**ASSIGNMENT**
Once every line below with "true" has been counted, state the total and nothing else.

**SUPPLIED ENTRIES**
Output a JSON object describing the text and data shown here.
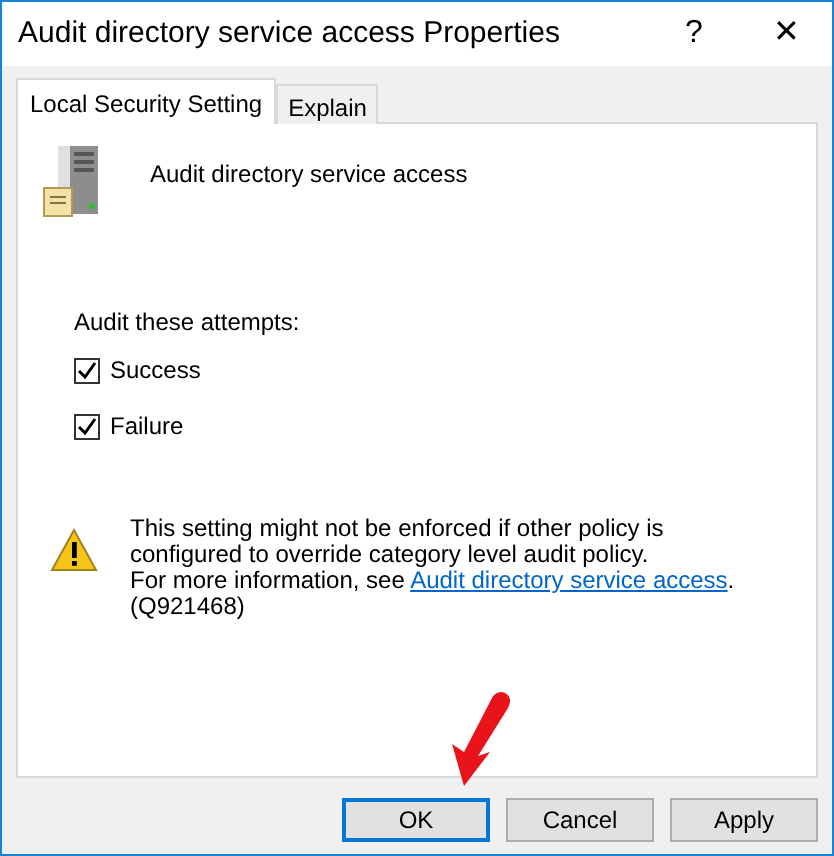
{
  "window": {
    "title": "Audit directory service access Properties",
    "help": "?",
    "close": "✕"
  },
  "tabs": [
    {
      "label": "Local Security Setting",
      "selected": true
    },
    {
      "label": "Explain",
      "selected": false
    }
  ],
  "policy": {
    "name": "Audit directory service access"
  },
  "attempts": {
    "label": "Audit these attempts:",
    "options": [
      {
        "label": "Success",
        "checked": true
      },
      {
        "label": "Failure",
        "checked": true
      }
    ]
  },
  "warning": {
    "text": "This setting might not be enforced if other policy is configured to override category level audit policy.",
    "more_prefix": "For more information, see ",
    "link": "Audit directory service access",
    "suffix": ". (Q921468)"
  },
  "buttons": [
    {
      "label": "OK",
      "default": true
    },
    {
      "label": "Cancel",
      "default": false
    },
    {
      "label": "Apply",
      "default": false
    }
  ]
}
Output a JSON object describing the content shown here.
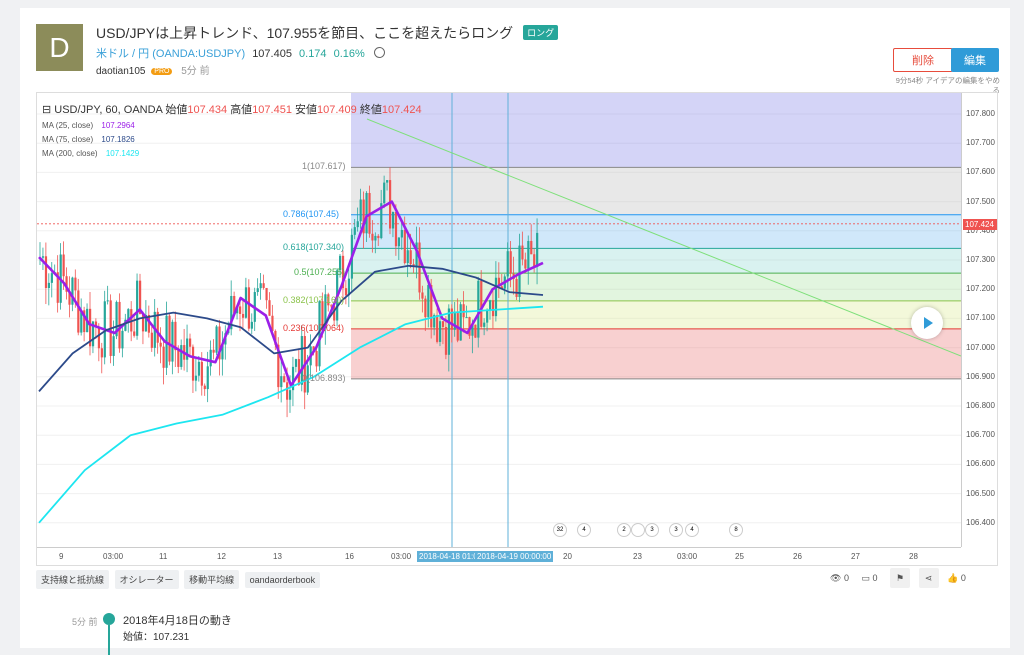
{
  "header": {
    "avatar_letter": "D",
    "title": "USD/JPYは上昇トレンド、107.955を節目、ここを超えたらロング",
    "badge": "ロング",
    "symbol_name": "米ドル / 円 (OANDA:USDJPY)",
    "price": "107.405",
    "change": "0.174",
    "change_pct": "0.16%",
    "author": "daotian105",
    "pro_badge": "PRO",
    "ago": "5分 前",
    "delete_label": "削除",
    "edit_label": "編集",
    "edit_note": "9分54秒 アイデアの編集をやめる"
  },
  "chart": {
    "symbol": "USD/JPY, 60, OANDA",
    "open_label": "始値",
    "open": "107.434",
    "high_label": "高値",
    "high": "107.451",
    "low_label": "安値",
    "low": "107.409",
    "close_label": "終値",
    "close": "107.424",
    "ma": [
      {
        "label": "MA (25, close)",
        "value": "107.2964",
        "color": "#9b1fe8"
      },
      {
        "label": "MA (75, close)",
        "value": "107.1826",
        "color": "#2c4a8a"
      },
      {
        "label": "MA (200, close)",
        "value": "107.1429",
        "color": "#1de6f0"
      }
    ],
    "price_ticks": [
      "107.800",
      "107.700",
      "107.600",
      "107.500",
      "107.400",
      "107.300",
      "107.200",
      "107.100",
      "107.000",
      "106.900",
      "106.800",
      "106.700",
      "106.600",
      "106.500",
      "106.400"
    ],
    "last_price_tag": "107.424",
    "time_ticks": [
      "9",
      "03:00",
      "11",
      "12",
      "13",
      "16",
      "03:00",
      "20",
      "23",
      "03:00",
      "25",
      "26",
      "27",
      "28"
    ],
    "time_highlights": [
      "2018-04-18 01:0",
      "2018-04-19 00:00:00"
    ],
    "fib_levels": [
      {
        "label": "1(107.617)",
        "price": 107.617,
        "color": "#888888"
      },
      {
        "label": "0.786(107.45)",
        "price": 107.455,
        "color": "#2196f3"
      },
      {
        "label": "0.618(107.340)",
        "price": 107.34,
        "color": "#26a69a"
      },
      {
        "label": "0.5(107.255)",
        "price": 107.255,
        "color": "#4caf50"
      },
      {
        "label": "0.382(107.160)",
        "price": 107.16,
        "color": "#8bc34a"
      },
      {
        "label": "0.236(107.064)",
        "price": 107.064,
        "color": "#e53935"
      },
      {
        "label": "0(106.893)",
        "price": 106.893,
        "color": "#888888"
      }
    ],
    "events": [
      "32",
      "4",
      "2",
      "",
      "3",
      "3",
      "4",
      "8"
    ]
  },
  "chart_data": {
    "type": "line",
    "title": "USD/JPY, 60, OANDA",
    "ylim": [
      106.35,
      107.85
    ],
    "series": [
      {
        "name": "MA (25, close)",
        "values": [
          107.31,
          107.22,
          107.08,
          107.05,
          107.13,
          107.02,
          106.97,
          106.95,
          107.17,
          107.11,
          106.87,
          107.0,
          107.21,
          107.45,
          107.5,
          107.33,
          107.1,
          107.05,
          107.2,
          107.25,
          107.29
        ]
      },
      {
        "name": "MA (75, close)",
        "values": [
          106.85,
          106.98,
          107.06,
          107.1,
          107.12,
          107.1,
          107.07,
          106.98,
          107.0,
          107.16,
          107.26,
          107.28,
          107.27,
          107.24,
          107.19,
          107.18
        ]
      },
      {
        "name": "MA (200, close)",
        "values": [
          106.4,
          106.58,
          106.7,
          106.74,
          106.77,
          106.83,
          106.9,
          107.0,
          107.08,
          107.12,
          107.13,
          107.14
        ]
      }
    ]
  },
  "tags": [
    "支持線と抵抗線",
    "オシレーター",
    "移動平均線",
    "oandaorderbook"
  ],
  "stats": {
    "views": "0",
    "comments": "0",
    "likes": "0"
  },
  "timeline": {
    "ago": "5分 前",
    "title": "2018年4月18日の動き",
    "value": "始値：107.231"
  }
}
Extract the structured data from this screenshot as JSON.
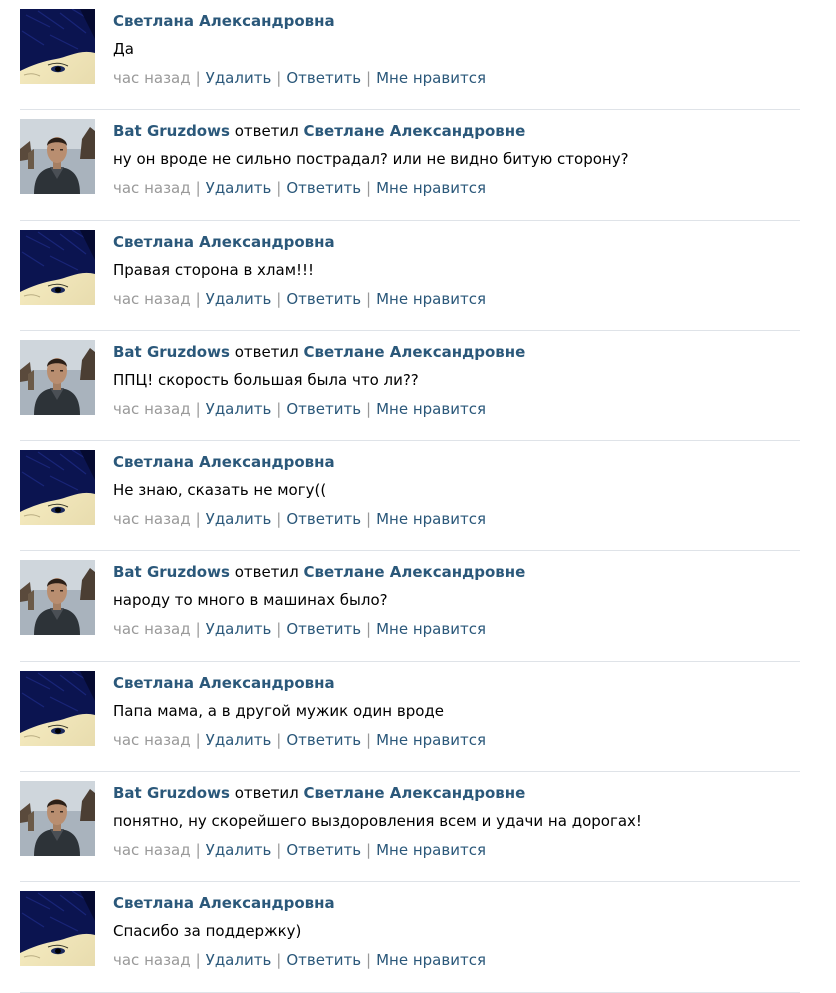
{
  "comments": [
    {
      "author": "Светлана Александровна",
      "reply_word": "",
      "reply_to": "",
      "text": "Да",
      "avatar": "svetlana-avatar",
      "time": "час назад",
      "delete": "Удалить",
      "reply": "Ответить",
      "like": "Мне нравится"
    },
    {
      "author": "Bat Gruzdows",
      "reply_word": "ответил",
      "reply_to": "Светлане Александровне",
      "text": "ну он вроде не сильно пострадал? или не видно битую сторону?",
      "avatar": "bat-avatar",
      "time": "час назад",
      "delete": "Удалить",
      "reply": "Ответить",
      "like": "Мне нравится"
    },
    {
      "author": "Светлана Александровна",
      "reply_word": "",
      "reply_to": "",
      "text": "Правая сторона в хлам!!!",
      "avatar": "svetlana-avatar",
      "time": "час назад",
      "delete": "Удалить",
      "reply": "Ответить",
      "like": "Мне нравится"
    },
    {
      "author": "Bat Gruzdows",
      "reply_word": "ответил",
      "reply_to": "Светлане Александровне",
      "text": "ППЦ! скорость большая была что ли??",
      "avatar": "bat-avatar",
      "time": "час назад",
      "delete": "Удалить",
      "reply": "Ответить",
      "like": "Мне нравится"
    },
    {
      "author": "Светлана Александровна",
      "reply_word": "",
      "reply_to": "",
      "text": "Не знаю, сказать не могу((",
      "avatar": "svetlana-avatar",
      "time": "час назад",
      "delete": "Удалить",
      "reply": "Ответить",
      "like": "Мне нравится"
    },
    {
      "author": "Bat Gruzdows",
      "reply_word": "ответил",
      "reply_to": "Светлане Александровне",
      "text": "народу то много в машинах было?",
      "avatar": "bat-avatar",
      "time": "час назад",
      "delete": "Удалить",
      "reply": "Ответить",
      "like": "Мне нравится"
    },
    {
      "author": "Светлана Александровна",
      "reply_word": "",
      "reply_to": "",
      "text": "Папа мама, а в другой мужик один вроде",
      "avatar": "svetlana-avatar",
      "time": "час назад",
      "delete": "Удалить",
      "reply": "Ответить",
      "like": "Мне нравится"
    },
    {
      "author": "Bat Gruzdows",
      "reply_word": "ответил",
      "reply_to": "Светлане Александровне",
      "text": "понятно, ну скорейшего выздоровления всем и удачи на дорогах!",
      "avatar": "bat-avatar",
      "time": "час назад",
      "delete": "Удалить",
      "reply": "Ответить",
      "like": "Мне нравится"
    },
    {
      "author": "Светлана Александровна",
      "reply_word": "",
      "reply_to": "",
      "text": "Спасибо за поддержку)",
      "avatar": "svetlana-avatar",
      "time": "час назад",
      "delete": "Удалить",
      "reply": "Ответить",
      "like": "Мне нравится"
    }
  ],
  "colors": {
    "link": "#2b587a",
    "muted": "#999999",
    "divider": "#dfe3e8"
  }
}
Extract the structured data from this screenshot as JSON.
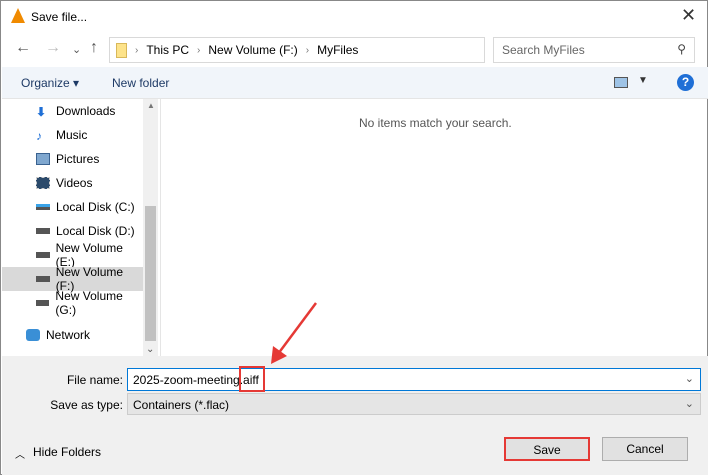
{
  "window": {
    "title": "Save file...",
    "close": "✕"
  },
  "nav": {
    "back": "←",
    "forward": "→",
    "recent": "⌄",
    "up": "↑",
    "breadcrumb": [
      "This PC",
      "New Volume (F:)",
      "MyFiles"
    ],
    "search_placeholder": "Search MyFiles"
  },
  "toolbar": {
    "organize": "Organize ▾",
    "new_folder": "New folder",
    "help": "?"
  },
  "sidebar": {
    "items": [
      {
        "label": "Downloads",
        "icon": "download-icon"
      },
      {
        "label": "Music",
        "icon": "music-icon"
      },
      {
        "label": "Pictures",
        "icon": "pictures-icon"
      },
      {
        "label": "Videos",
        "icon": "videos-icon"
      },
      {
        "label": "Local Disk (C:)",
        "icon": "drive-icon"
      },
      {
        "label": "Local Disk (D:)",
        "icon": "drive-icon"
      },
      {
        "label": "New Volume (E:)",
        "icon": "drive-icon"
      },
      {
        "label": "New Volume (F:)",
        "icon": "drive-icon",
        "selected": true
      },
      {
        "label": "New Volume (G:)",
        "icon": "drive-icon"
      }
    ],
    "network": "Network"
  },
  "main": {
    "empty_text": "No items match your search."
  },
  "form": {
    "file_name_label": "File name:",
    "file_name_value": "2025-zoom-meeting.aiff",
    "type_label": "Save as type:",
    "type_value": "Containers (*.flac)"
  },
  "footer": {
    "hide_folders": "Hide Folders",
    "save": "Save",
    "cancel": "Cancel"
  },
  "colors": {
    "highlight": "#e53935",
    "accent": "#0078d7"
  }
}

**COMPLETED TASK**
5